[[ RECORDS FOR THE TASK, beginning ]]
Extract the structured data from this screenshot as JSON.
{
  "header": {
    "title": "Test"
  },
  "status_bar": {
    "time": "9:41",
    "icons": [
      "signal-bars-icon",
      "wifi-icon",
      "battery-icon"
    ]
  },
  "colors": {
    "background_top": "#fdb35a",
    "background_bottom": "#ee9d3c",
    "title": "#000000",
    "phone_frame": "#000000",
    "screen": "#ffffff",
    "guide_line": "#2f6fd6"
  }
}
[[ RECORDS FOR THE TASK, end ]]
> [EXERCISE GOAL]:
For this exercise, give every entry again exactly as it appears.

> [ANSWER BOX]:
Extract the structured data from this screenshot as JSON.
{
  "header": {
    "title": "Test"
  },
  "status_bar": {
    "time": "9:41",
    "icons": [
      "signal-bars-icon",
      "wifi-icon",
      "battery-icon"
    ]
  },
  "colors": {
    "background_top": "#fdb35a",
    "background_bottom": "#ee9d3c",
    "title": "#000000",
    "phone_frame": "#000000",
    "screen": "#ffffff",
    "guide_line": "#2f6fd6"
  }
}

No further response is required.